Some logistics technology used in smartphones even has complementary OCR APIs that can be used in other devices — think scanners on fast-moving conveyor belts. Whether captured from a mobile device or fixed scanners, data is ingested into the same system automatically.
In addition to standardizing data, this technology impacts how you track logistics operations which affects three things…
Logistics involves partners — many of them — and partnerships are stronger when each partner has visibility around the status of a package in the custody of another partner.
According to the McKinsey paper cited above: “A normal crosscountry trade has to go through more than ten parties, each of which has multiple touch points. And shippers and consignees need to interact with up to 25 different entities (customs, terminals, shipping lines, forwarders, authorities, etc.).
Without tracking packages at each touch point in a digitized, shared format, the strength of partnerships in logistics operations deteriorates.
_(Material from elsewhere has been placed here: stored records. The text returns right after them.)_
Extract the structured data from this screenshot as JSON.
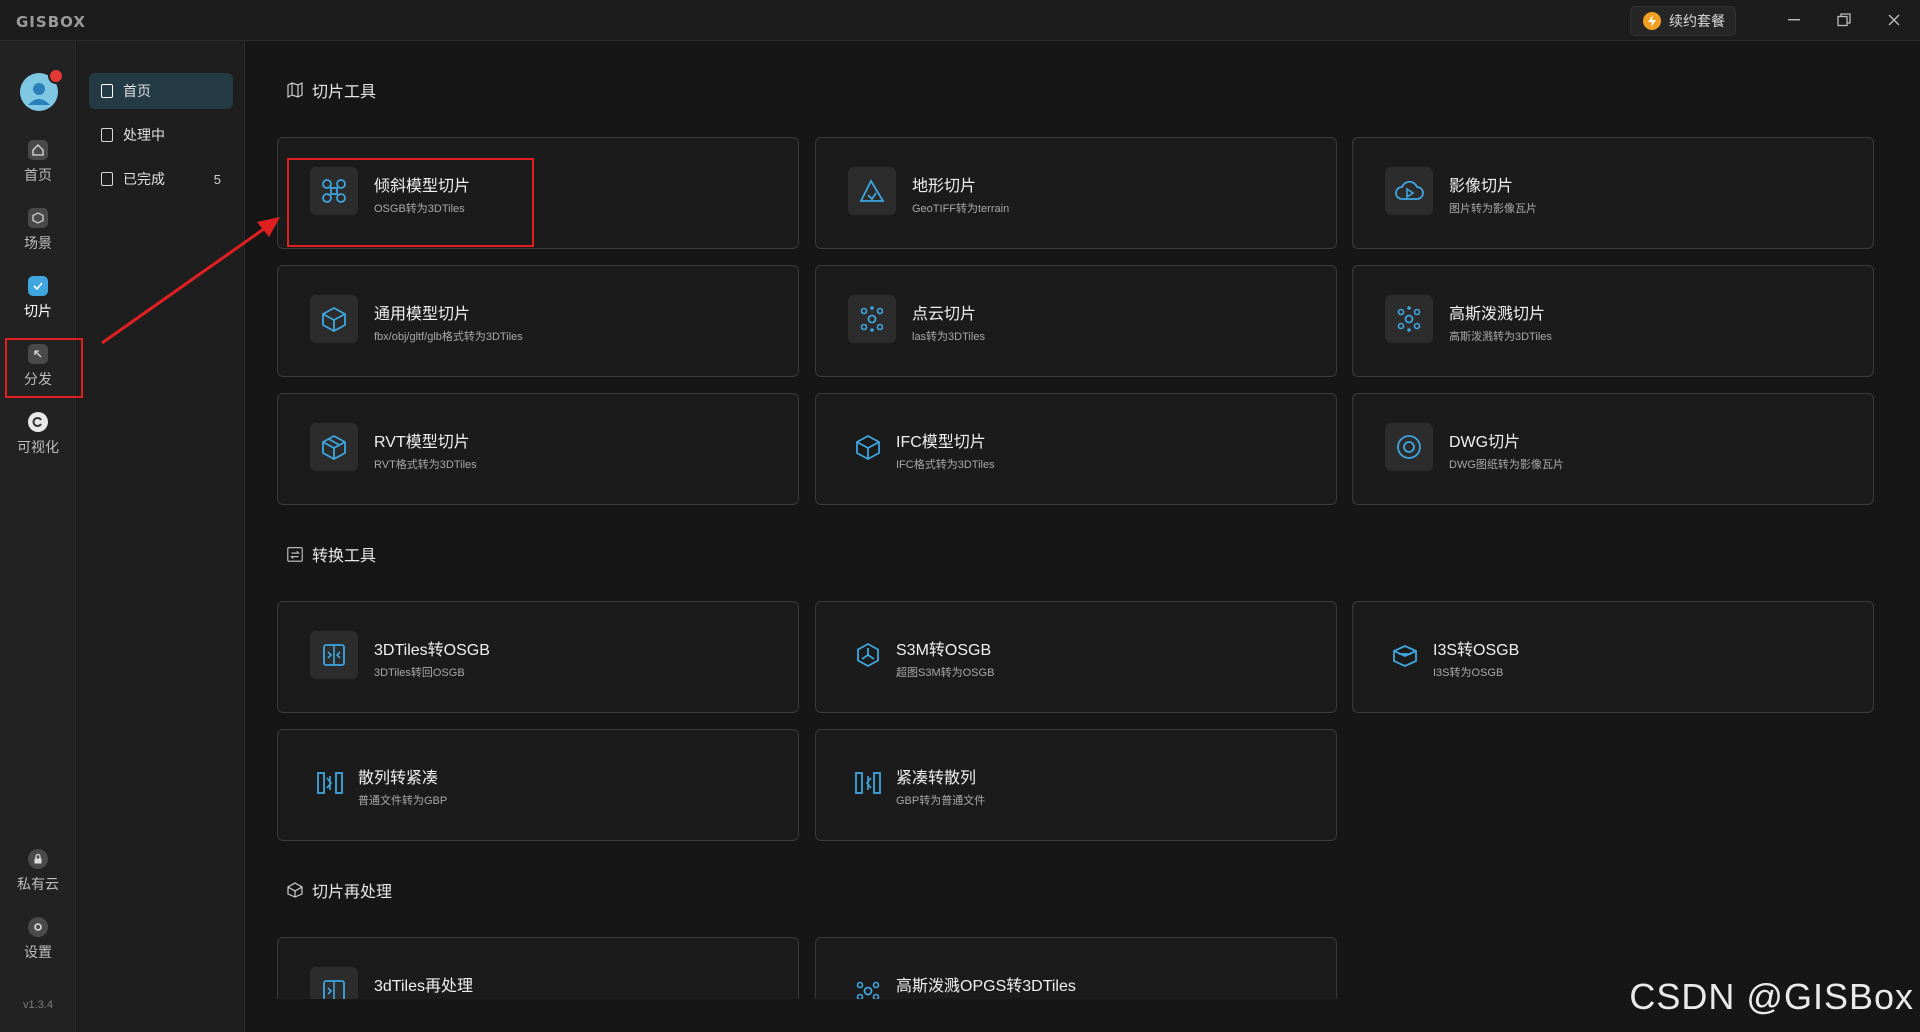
{
  "app": {
    "logo": "GISBOX",
    "renew_label": "续约套餐",
    "version": "v1.3.4",
    "watermark": "CSDN @GISBox"
  },
  "rail": {
    "items": [
      {
        "label": "首页",
        "icon": "home-icon"
      },
      {
        "label": "场景",
        "icon": "scene-icon"
      },
      {
        "label": "切片",
        "icon": "tile-icon",
        "active": true
      },
      {
        "label": "分发",
        "icon": "publish-icon"
      },
      {
        "label": "可视化",
        "icon": "visualization-icon"
      }
    ],
    "bottom_items": [
      {
        "label": "私有云",
        "icon": "lock-icon"
      },
      {
        "label": "设置",
        "icon": "gear-icon"
      }
    ]
  },
  "subnav": {
    "items": [
      {
        "label": "首页",
        "active": true
      },
      {
        "label": "处理中"
      },
      {
        "label": "已完成",
        "count": "5"
      }
    ]
  },
  "sections": [
    {
      "title": "切片工具",
      "cards": [
        {
          "title": "倾斜模型切片",
          "sub": "OSGB转为3DTiles",
          "icon": "drone-icon"
        },
        {
          "title": "地形切片",
          "sub": "GeoTIFF转为terrain",
          "icon": "terrain-icon"
        },
        {
          "title": "影像切片",
          "sub": "图片转为影像瓦片",
          "icon": "cloud-play-icon"
        },
        {
          "title": "通用模型切片",
          "sub": "fbx/obj/gltf/glb格式转为3DTiles",
          "icon": "cube-icon"
        },
        {
          "title": "点云切片",
          "sub": "las转为3DTiles",
          "icon": "point-cloud-icon"
        },
        {
          "title": "高斯泼溅切片",
          "sub": "高斯泼溅转为3DTiles",
          "icon": "gaussian-icon"
        },
        {
          "title": "RVT模型切片",
          "sub": "RVT格式转为3DTiles",
          "icon": "rvt-cube-icon"
        },
        {
          "title": "IFC模型切片",
          "sub": "IFC格式转为3DTiles",
          "icon": "ifc-cube-icon"
        },
        {
          "title": "DWG切片",
          "sub": "DWG图纸转为影像瓦片",
          "icon": "dwg-circle-icon"
        }
      ]
    },
    {
      "title": "转换工具",
      "cards": [
        {
          "title": "3DTiles转OSGB",
          "sub": "3DTiles转回OSGB",
          "icon": "convert-icon"
        },
        {
          "title": "S3M转OSGB",
          "sub": "超图S3M转为OSGB",
          "icon": "hexagon-icon"
        },
        {
          "title": "I3S转OSGB",
          "sub": "I3S转为OSGB",
          "icon": "box-open-icon"
        },
        {
          "title": "散列转紧凑",
          "sub": "普通文件转为GBP",
          "icon": "scatter-compact-icon"
        },
        {
          "title": "紧凑转散列",
          "sub": "GBP转为普通文件",
          "icon": "compact-scatter-icon"
        }
      ]
    },
    {
      "title": "切片再处理",
      "cards": [
        {
          "title": "3dTiles再处理",
          "sub": "",
          "icon": "reprocess-icon"
        },
        {
          "title": "高斯泼溅OPGS转3DTiles",
          "sub": "",
          "icon": "gaussian-convert-icon"
        }
      ]
    }
  ],
  "colors": {
    "accent": "#3fa6e0",
    "annotation_red": "#e02020",
    "background": "#161616"
  }
}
However, wIth smartphones and OCR technology, strength can be regained in an economical way.
“The logistics industry has always needed to accommodate the lowest common denominator medium for communicating information anywhere in the world, which in many cases is still paper documentation, phone, and email.” - BVP
Data visibility is also important for internal teams. Think ecommerce teams, merchandising teams, and customer support teams that benefit from access to accurate data in a shared system. They all need to know when something comes back into inventory, when a shipment is delayed, and when to order more products to reduce stockouts and increase customer loyalty.
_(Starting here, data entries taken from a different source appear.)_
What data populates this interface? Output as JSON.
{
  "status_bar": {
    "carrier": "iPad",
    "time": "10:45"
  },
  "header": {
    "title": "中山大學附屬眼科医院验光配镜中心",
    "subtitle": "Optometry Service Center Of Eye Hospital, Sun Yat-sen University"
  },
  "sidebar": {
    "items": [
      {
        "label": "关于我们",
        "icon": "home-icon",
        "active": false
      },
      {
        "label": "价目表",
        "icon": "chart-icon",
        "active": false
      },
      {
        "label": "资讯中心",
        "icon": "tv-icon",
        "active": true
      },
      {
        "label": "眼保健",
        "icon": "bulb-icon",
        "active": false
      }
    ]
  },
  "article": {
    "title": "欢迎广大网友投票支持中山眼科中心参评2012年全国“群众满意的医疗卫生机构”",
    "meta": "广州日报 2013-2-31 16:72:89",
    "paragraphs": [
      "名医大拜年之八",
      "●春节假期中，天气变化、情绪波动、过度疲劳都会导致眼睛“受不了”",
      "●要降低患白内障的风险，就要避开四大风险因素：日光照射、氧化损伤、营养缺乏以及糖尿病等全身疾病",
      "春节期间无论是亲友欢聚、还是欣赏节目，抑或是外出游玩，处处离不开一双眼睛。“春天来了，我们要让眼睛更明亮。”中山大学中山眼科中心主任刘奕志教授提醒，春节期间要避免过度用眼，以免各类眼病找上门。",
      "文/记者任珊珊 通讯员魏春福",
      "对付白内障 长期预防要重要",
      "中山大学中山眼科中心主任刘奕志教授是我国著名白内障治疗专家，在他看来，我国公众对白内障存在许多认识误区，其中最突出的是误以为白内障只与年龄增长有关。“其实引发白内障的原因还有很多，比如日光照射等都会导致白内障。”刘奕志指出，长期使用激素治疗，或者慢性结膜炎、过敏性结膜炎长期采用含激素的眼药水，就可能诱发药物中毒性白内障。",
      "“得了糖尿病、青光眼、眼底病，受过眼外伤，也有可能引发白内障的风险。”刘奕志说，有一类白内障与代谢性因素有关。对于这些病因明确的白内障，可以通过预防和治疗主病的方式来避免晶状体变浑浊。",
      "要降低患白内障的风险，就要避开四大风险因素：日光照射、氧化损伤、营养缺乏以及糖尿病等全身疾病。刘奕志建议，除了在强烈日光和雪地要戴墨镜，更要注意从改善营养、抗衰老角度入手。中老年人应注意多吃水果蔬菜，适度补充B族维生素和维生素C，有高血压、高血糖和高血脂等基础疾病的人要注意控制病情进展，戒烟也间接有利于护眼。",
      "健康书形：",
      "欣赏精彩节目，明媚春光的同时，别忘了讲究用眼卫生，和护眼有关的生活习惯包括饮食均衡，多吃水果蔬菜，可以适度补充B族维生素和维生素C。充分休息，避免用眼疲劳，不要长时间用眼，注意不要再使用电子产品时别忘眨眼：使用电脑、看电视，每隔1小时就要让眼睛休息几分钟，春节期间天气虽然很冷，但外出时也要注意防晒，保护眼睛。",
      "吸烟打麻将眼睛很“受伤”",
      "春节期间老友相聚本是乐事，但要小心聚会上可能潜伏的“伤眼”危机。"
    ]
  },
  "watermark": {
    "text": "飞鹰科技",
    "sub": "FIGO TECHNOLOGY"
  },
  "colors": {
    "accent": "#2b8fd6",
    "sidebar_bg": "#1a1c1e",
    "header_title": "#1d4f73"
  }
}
Our industry has a small margin for error yet many supply chain managers still make complex decisions based on gut intuition. While gut decision making is fast, it is not always productive. Data visibility that feeds automated decision making improves the productivity of managers in a scalable way.
Automated decision making also improves employee productivity. For example, if an employee at a dark store or micro-fulfillment center is falling behind on an especially busy day, the same smartphone used for inventory management can recommend fulfillment priorities based on delivery time instead of order time. Additionally, any data captured on the smartphone is less prone to error than pen and paper.
The logistics company that uses smartphones will retain more employees than the one that uses pen and paper or spreadsheets. We don’t need a survey or report to tell us this is true. Nearly everyone uses a smartphone. Not so much pen and paper, and hardly ever a bulky barcode scanning device.
A smartphone is comfortable and, well, smart. If you can increase the comfort level of employees while making them more productive, you’ll never have to compete for hiring again. This is a great experience.
We don’t need injury-prone gamification in warehouses to retain employees and improve productivity, just like we don’t need blockchain to digitize data and improve logistics operations. What we need is simple: a way to capture data at every touchpoint in the logistics journey that’s better than pen and paper and spreadsheets.
Replacing the paper
If smartphones and scanners replace the pen, what replaces the paper and the spreadsheet? After all, you can have the best technology for capturing and digitizing data, but this is only step one (the input). Step two is making that data readily accessible to logistics partners (the output).
While the blockchain may be an idealistic replacement to paper and spreadsheets, there are more practical methods of sharing data in a simple, scalable, and secure way. I’ll get into this more next week.